All pictures are to be dropped, and the remaining data set down exactly.

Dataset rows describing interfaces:

● ● ● ● ● ● ●

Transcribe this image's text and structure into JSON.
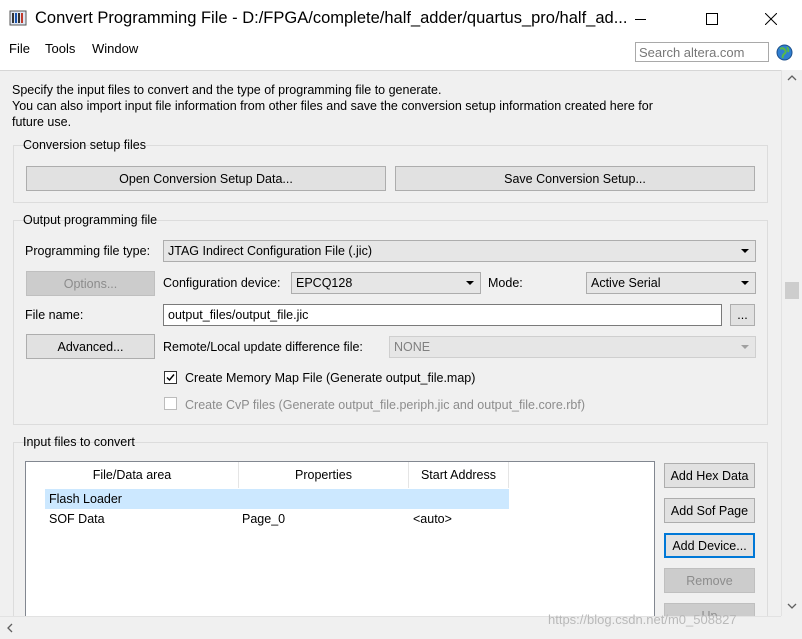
{
  "window": {
    "title": "Convert Programming File - D:/FPGA/complete/half_adder/quartus_pro/half_ad...",
    "icon": "quartus-app-icon"
  },
  "menu": {
    "items": [
      "File",
      "Tools",
      "Window"
    ]
  },
  "search": {
    "placeholder": "Search altera.com"
  },
  "intro": {
    "line1": "Specify the input files to convert and the type of programming file to generate.",
    "line2": "You can also import input file information from other files and save the conversion setup information created here for",
    "line3": "future use."
  },
  "conversion_setup": {
    "title": "Conversion setup files",
    "open_label": "Open Conversion Setup Data...",
    "save_label": "Save Conversion Setup..."
  },
  "output_file": {
    "title": "Output programming file",
    "type_label": "Programming file type:",
    "type_value": "JTAG Indirect Configuration File (.jic)",
    "options_label": "Options...",
    "device_label": "Configuration device:",
    "device_value": "EPCQ128",
    "mode_label": "Mode:",
    "mode_value": "Active Serial",
    "filename_label": "File name:",
    "filename_value": "output_files/output_file.jic",
    "browse_label": "...",
    "advanced_label": "Advanced...",
    "remote_label": "Remote/Local update difference file:",
    "remote_value": "NONE",
    "memmap_label": "Create Memory Map File (Generate output_file.map)",
    "memmap_checked": true,
    "cvp_label": "Create CvP files (Generate output_file.periph.jic and output_file.core.rbf)",
    "cvp_checked": false
  },
  "input_files": {
    "title": "Input files to convert",
    "columns": [
      "File/Data area",
      "Properties",
      "Start Address"
    ],
    "rows": [
      {
        "name": "Flash Loader",
        "properties": "",
        "address": "",
        "selected": true
      },
      {
        "name": "SOF Data",
        "properties": "Page_0",
        "address": "<auto>",
        "selected": false
      }
    ],
    "buttons": {
      "add_hex": "Add Hex Data",
      "add_sof": "Add Sof Page",
      "add_device": "Add Device...",
      "remove": "Remove",
      "up": "Up"
    }
  },
  "watermark": "https://blog.csdn.net/m0_508827",
  "colors": {
    "selection": "#cce8ff",
    "focus": "#0078d7",
    "panel": "#f0f0f0"
  }
}
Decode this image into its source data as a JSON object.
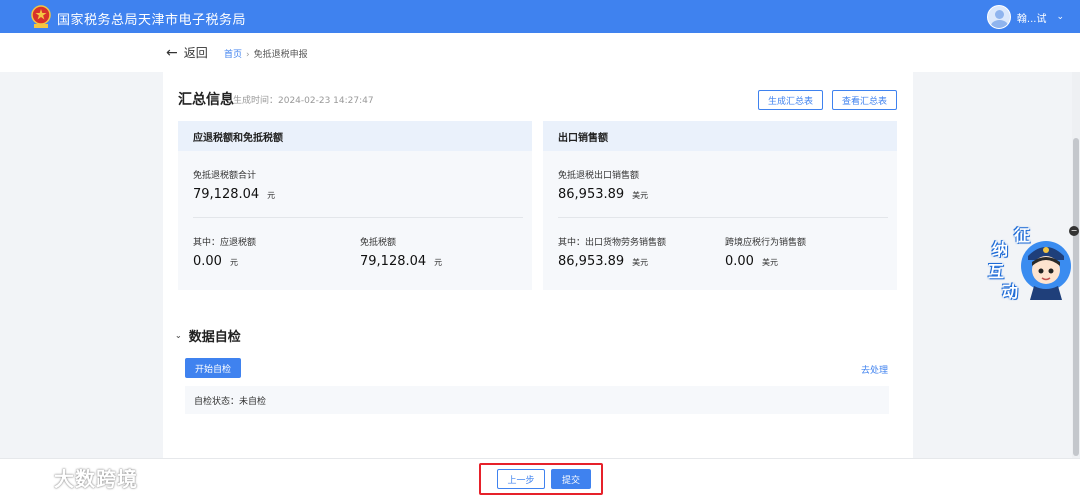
{
  "header": {
    "title": "国家税务总局天津市电子税务局",
    "user_name": "翰...试",
    "caret": "⌄"
  },
  "breadcrumb": {
    "back_label": "返回",
    "back_icon": "←",
    "home": "首页",
    "separator": "›",
    "current": "免抵退税申报"
  },
  "summary": {
    "title": "汇总信息",
    "generated_time": "生成时间：2024-02-23 14:27:47",
    "generate_button": "生成汇总表",
    "view_button": "查看汇总表",
    "left_card": {
      "title": "应退税额和免抵税额",
      "total_label": "免抵退税额合计",
      "total_value": "79,128.04",
      "total_unit": "元",
      "refund_label": "其中：应退税额",
      "refund_value": "0.00",
      "refund_unit": "元",
      "exempt_label": "免抵税额",
      "exempt_value": "79,128.04",
      "exempt_unit": "元"
    },
    "right_card": {
      "title": "出口销售额",
      "total_label": "免抵退税出口销售额",
      "total_value": "86,953.89",
      "total_unit": "美元",
      "goods_label": "其中：出口货物劳务销售额",
      "goods_value": "86,953.89",
      "goods_unit": "美元",
      "crossborder_label": "跨境应税行为销售额",
      "crossborder_value": "0.00",
      "crossborder_unit": "美元"
    }
  },
  "self_check": {
    "chevron": "⌄",
    "title": "数据自检",
    "start_button": "开始自检",
    "go_handle": "去处理",
    "status": "自检状态：未自检"
  },
  "widget": {
    "char1": "征",
    "char2": "纳",
    "char3": "互",
    "char4": "动",
    "close": "−"
  },
  "footer": {
    "prev_button": "上一步",
    "submit_button": "提交",
    "watermark": "大数跨境"
  },
  "colors": {
    "primary": "#3f82ef",
    "highlight": "#e6212a",
    "card_head": "#eaf1fb"
  }
}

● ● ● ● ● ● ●

EXERCISE OUTPUT:
Transcribe this image's text and structure into JSON.
{
  "window": {
    "title": "Convert Programming File - D:/FPGA/complete/half_adder/quartus_pro/half_ad...",
    "icon": "quartus-app-icon"
  },
  "menu": {
    "items": [
      "File",
      "Tools",
      "Window"
    ]
  },
  "search": {
    "placeholder": "Search altera.com"
  },
  "intro": {
    "line1": "Specify the input files to convert and the type of programming file to generate.",
    "line2": "You can also import input file information from other files and save the conversion setup information created here for",
    "line3": "future use."
  },
  "conversion_setup": {
    "title": "Conversion setup files",
    "open_label": "Open Conversion Setup Data...",
    "save_label": "Save Conversion Setup..."
  },
  "output_file": {
    "title": "Output programming file",
    "type_label": "Programming file type:",
    "type_value": "JTAG Indirect Configuration File (.jic)",
    "options_label": "Options...",
    "device_label": "Configuration device:",
    "device_value": "EPCQ128",
    "mode_label": "Mode:",
    "mode_value": "Active Serial",
    "filename_label": "File name:",
    "filename_value": "output_files/output_file.jic",
    "browse_label": "...",
    "advanced_label": "Advanced...",
    "remote_label": "Remote/Local update difference file:",
    "remote_value": "NONE",
    "memmap_label": "Create Memory Map File (Generate output_file.map)",
    "memmap_checked": true,
    "cvp_label": "Create CvP files (Generate output_file.periph.jic and output_file.core.rbf)",
    "cvp_checked": false
  },
  "input_files": {
    "title": "Input files to convert",
    "columns": [
      "File/Data area",
      "Properties",
      "Start Address"
    ],
    "rows": [
      {
        "name": "Flash Loader",
        "properties": "",
        "address": "",
        "selected": true
      },
      {
        "name": "SOF Data",
        "properties": "Page_0",
        "address": "<auto>",
        "selected": false
      }
    ],
    "buttons": {
      "add_hex": "Add Hex Data",
      "add_sof": "Add Sof Page",
      "add_device": "Add Device...",
      "remove": "Remove",
      "up": "Up"
    }
  },
  "watermark": "https://blog.csdn.net/m0_508827",
  "colors": {
    "selection": "#cce8ff",
    "focus": "#0078d7",
    "panel": "#f0f0f0"
  }
}
Decode this image into its source data as a JSON object.
{
  "header": {
    "title": "国家税务总局天津市电子税务局",
    "user_name": "翰...试",
    "caret": "⌄"
  },
  "breadcrumb": {
    "back_label": "返回",
    "back_icon": "←",
    "home": "首页",
    "separator": "›",
    "current": "免抵退税申报"
  },
  "summary": {
    "title": "汇总信息",
    "generated_time": "生成时间：2024-02-23 14:27:47",
    "generate_button": "生成汇总表",
    "view_button": "查看汇总表",
    "left_card": {
      "title": "应退税额和免抵税额",
      "total_label": "免抵退税额合计",
      "total_value": "79,128.04",
      "total_unit": "元",
      "refund_label": "其中：应退税额",
      "refund_value": "0.00",
      "refund_unit": "元",
      "exempt_label": "免抵税额",
      "exempt_value": "79,128.04",
      "exempt_unit": "元"
    },
    "right_card": {
      "title": "出口销售额",
      "total_label": "免抵退税出口销售额",
      "total_value": "86,953.89",
      "total_unit": "美元",
      "goods_label": "其中：出口货物劳务销售额",
      "goods_value": "86,953.89",
      "goods_unit": "美元",
      "crossborder_label": "跨境应税行为销售额",
      "crossborder_value": "0.00",
      "crossborder_unit": "美元"
    }
  },
  "self_check": {
    "chevron": "⌄",
    "title": "数据自检",
    "start_button": "开始自检",
    "go_handle": "去处理",
    "status": "自检状态：未自检"
  },
  "widget": {
    "char1": "征",
    "char2": "纳",
    "char3": "互",
    "char4": "动",
    "close": "−"
  },
  "footer": {
    "prev_button": "上一步",
    "submit_button": "提交",
    "watermark": "大数跨境"
  },
  "colors": {
    "primary": "#3f82ef",
    "highlight": "#e6212a",
    "card_head": "#eaf1fb"
  }
}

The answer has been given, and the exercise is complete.